As the news broke late last week, members of the toy trade picked up the phone and took to LinkedIn to give Toy World their feedback.
Toy World revealed the demise of the Argos autumn winter catalogue just before last Friday’s bank holiday, sharing a letter sent to suppliers explaining the conclusion that Argos has reached: “We’ve had to take a decision now on whether we should issue paper copies of the catalogue to customers. After reviewing this in detail, we have taken the decision not to provide a take-home version of the summer (published) Argos catalogue this year. We are aware that the catalogue is an important and well-loved part of our Argos heritage, and this is not a decision we’ve taken lightly.”
Never afraid to share their considered opinion, many industry experts have been in touch to discuss the cancellation of the autumn/winter catalogue. A former Argos employee, who worked on the catalogue in the past, had mixed feelings about the move: “I think this is sad news. We’ve all grown up with the book! But the days of a big catalogue not targeted at the customers who value it most were numbered already before the lockdown. I can’t help but feel this has brought the change forward by 2-3 years. All the best to the Argos publications team – a great bunch of people.”
Another added: “It would have been phased out within three years, but this has forced it. Shopping habits have moved even more online since lockdown, so I don’t think there’s any great risk. Also, within three years the Argos name will be dead, it will just be Sainsbury online.”
Another long-standing member of the Argos team agreed that, although the catalogue has always been a main part of Argos’s business model, its days were numbered. He questioned whether this would be a permanent move straight away, however. “There have been many changes over recent years: stores moving to a digital format and the increase of customers shopping online was always going to bring an end to the catalogue. I always thought it would be 3-5 years away; the recent changes to shopping online have hastened this change, but I’m not sure it’s the end of the story and we might even see a return in January 2021.”
There was an overwhelming feeling that the catalogue would be missed on some level by many, after it has become such a mainstay in so many households. One person reminisced: “I remember as a child picking up mine on the way back home from school,” while another had more pressing concerns: “This is massive. Where will I rest my mug?”
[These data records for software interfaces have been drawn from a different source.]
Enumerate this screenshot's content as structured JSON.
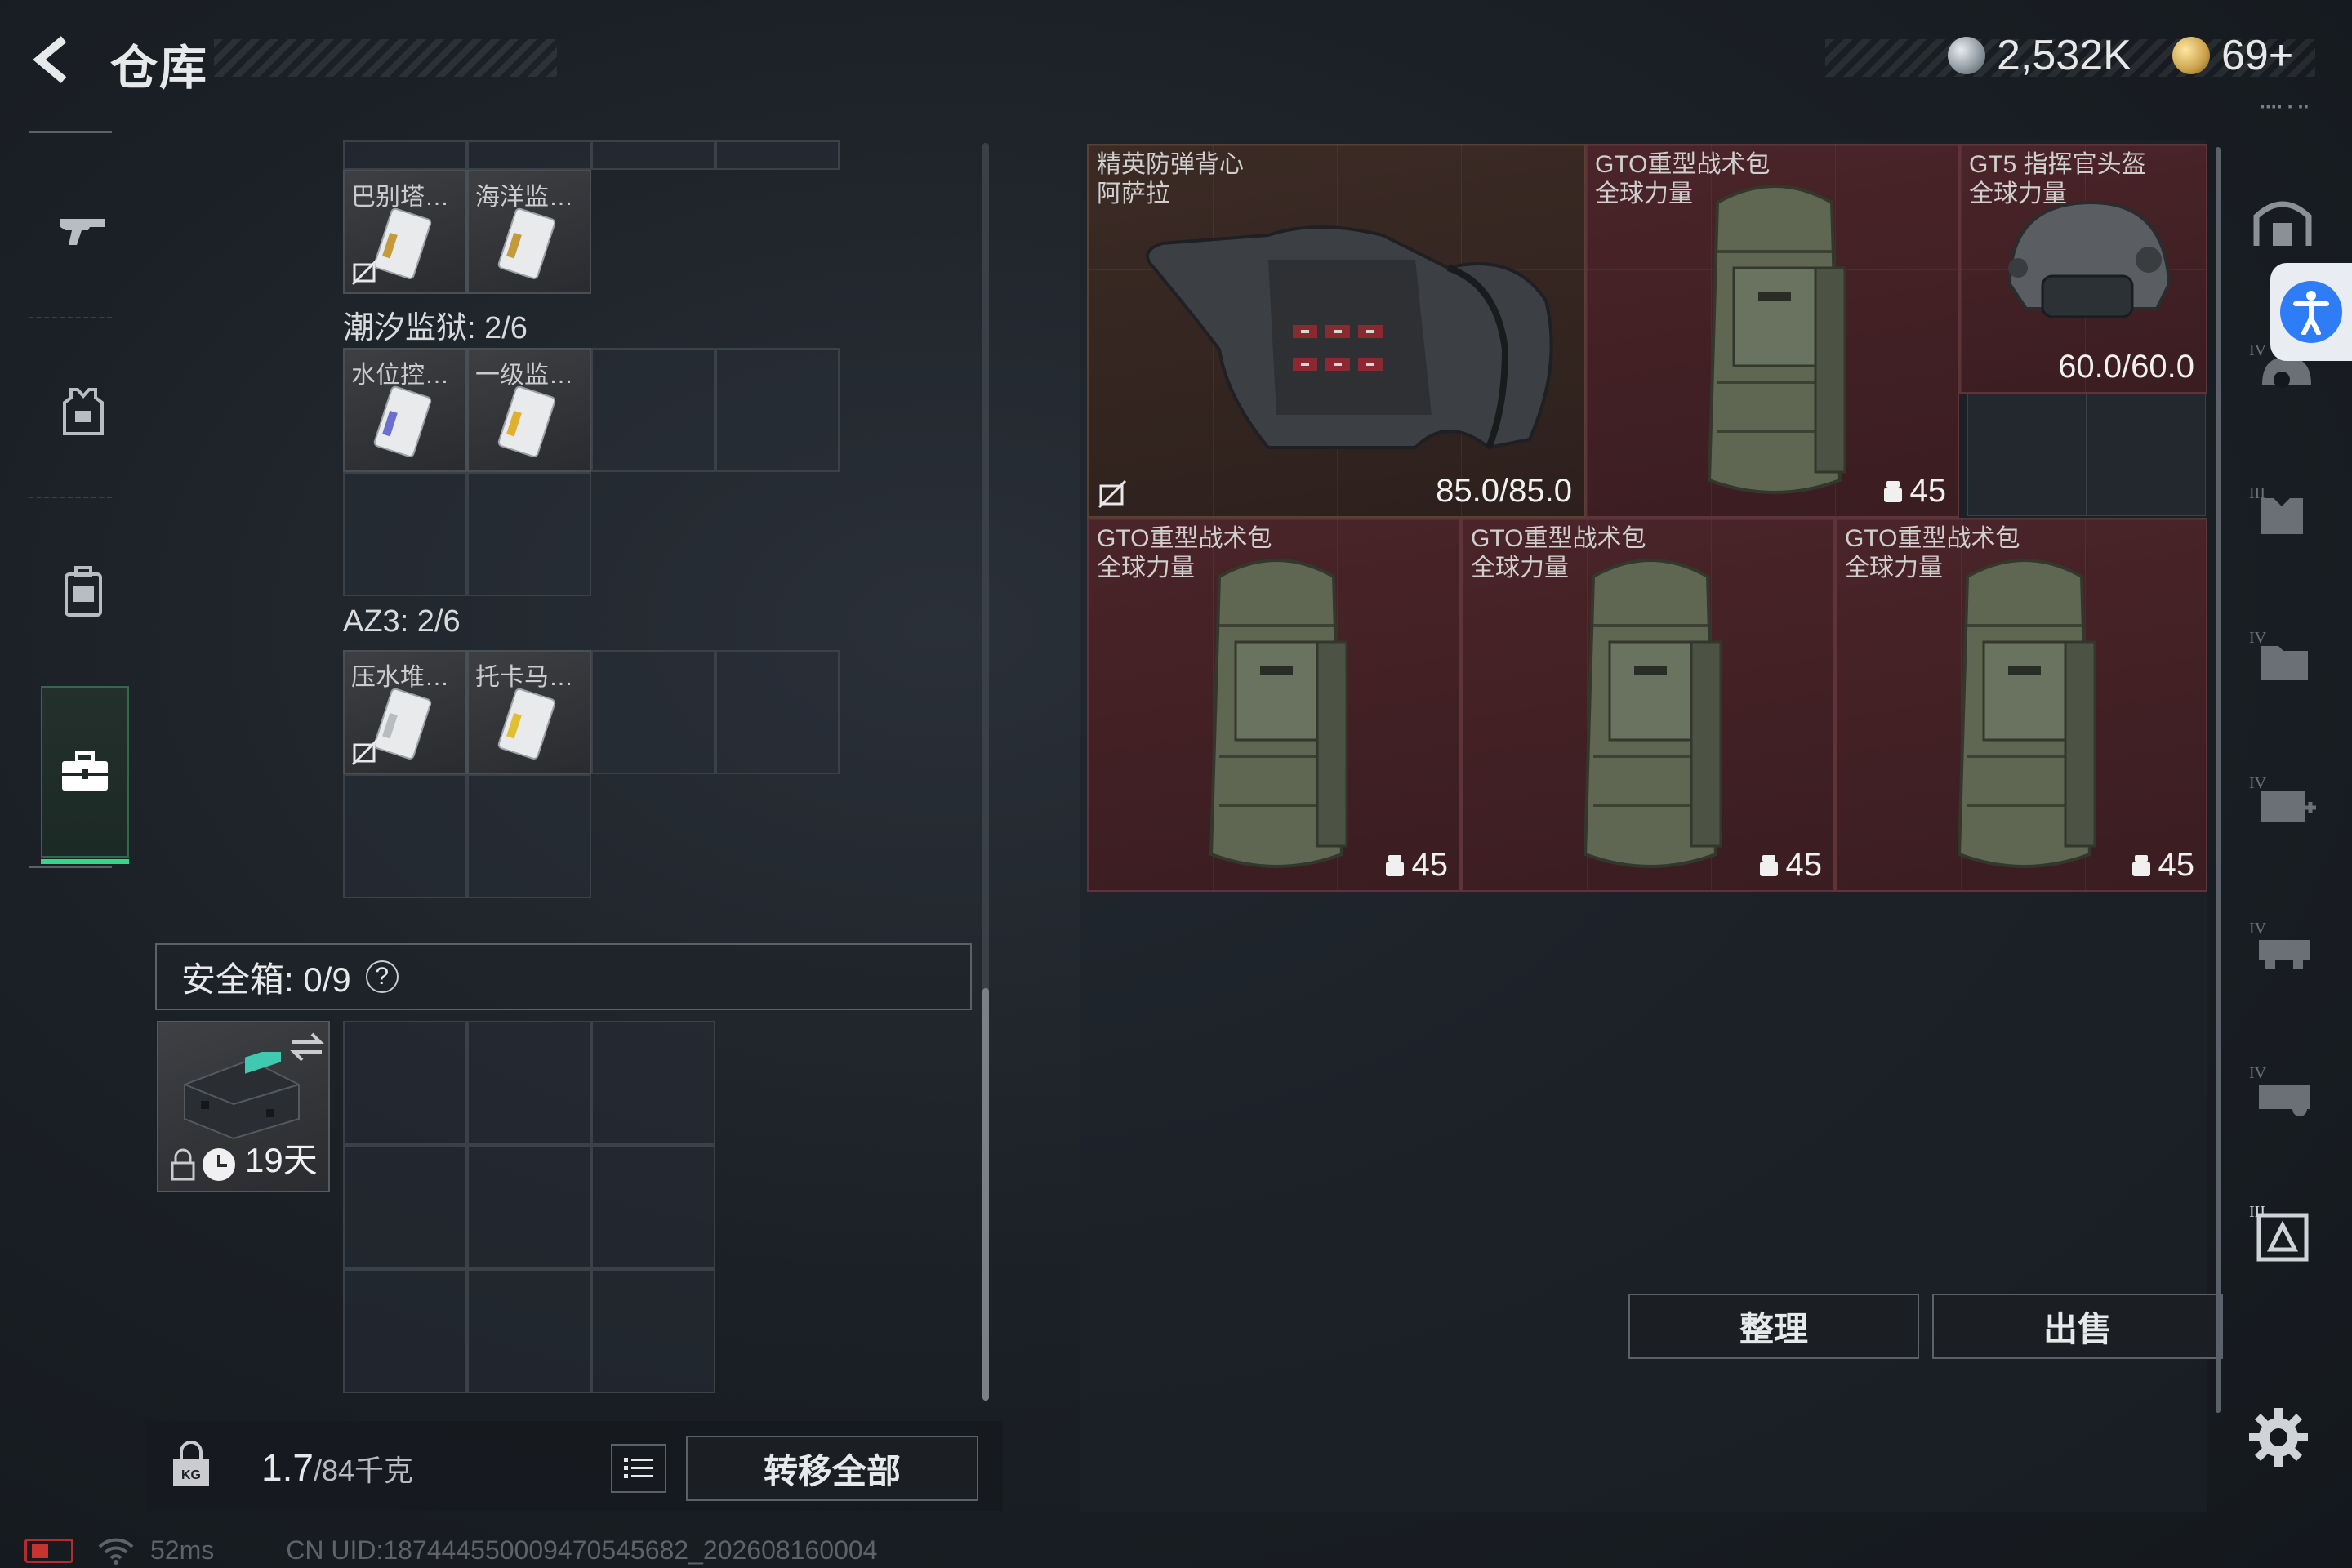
{
  "header": {
    "title": "仓库",
    "currency_silver": "2,532K",
    "currency_gold": "69+",
    "tiny_hash": "▪▪▪▪ ▪ ▪▪"
  },
  "left_panel": {
    "top_row_items": [
      {
        "name": "巴别塔…"
      },
      {
        "name": "海洋监…"
      }
    ],
    "sections": [
      {
        "label": "潮汐监狱: 2/6",
        "items": [
          {
            "name": "水位控…"
          },
          {
            "name": "一级监…"
          }
        ]
      },
      {
        "label": "AZ3: 2/6",
        "items": [
          {
            "name": "压水堆…"
          },
          {
            "name": "托卡马…"
          }
        ]
      }
    ],
    "safe_box": {
      "header": "安全箱: 0/9",
      "help": "?",
      "days": "19天"
    },
    "weight": {
      "current": "1.7",
      "max": "/84千克"
    },
    "transfer_all": "转移全部"
  },
  "right_panel": {
    "items": [
      {
        "name_line1": "精英防弹背心",
        "name_line2": "阿萨拉",
        "durability": "85.0/85.0"
      },
      {
        "name_line1": "GTO重型战术包",
        "name_line2": "全球力量",
        "level": "45"
      },
      {
        "name_line1": "GT5 指挥官头盔",
        "name_line2": "全球力量",
        "durability": "60.0/60.0"
      },
      {
        "name_line1": "GTO重型战术包",
        "name_line2": "全球力量",
        "level": "45"
      },
      {
        "name_line1": "GTO重型战术包",
        "name_line2": "全球力量",
        "level": "45"
      },
      {
        "name_line1": "GTO重型战术包",
        "name_line2": "全球力量",
        "level": "45"
      }
    ],
    "sort_label": "整理",
    "sell_label": "出售"
  },
  "status": {
    "ping": "52ms",
    "uid": "CN UID:187444550009470545682_202608160004"
  },
  "colors": {
    "accent_green": "#37d68a",
    "item_bg_red": "#4a2428",
    "access_blue": "#2e7cf6"
  }
}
Time will tell how Argos will adapt going forward, and how it will work with suppliers in order to offer different opportunities and promotional partnerships. A long-serving member of staff told us: “We need to remember the paper book is only a small part of Argos. I am super proud of how well the teams in stores, distribution and support centres have continued working to support each other and our customers. The business has changed, but take it from someone who has been part of it for years – Argos has always embraced change and looked to the future.”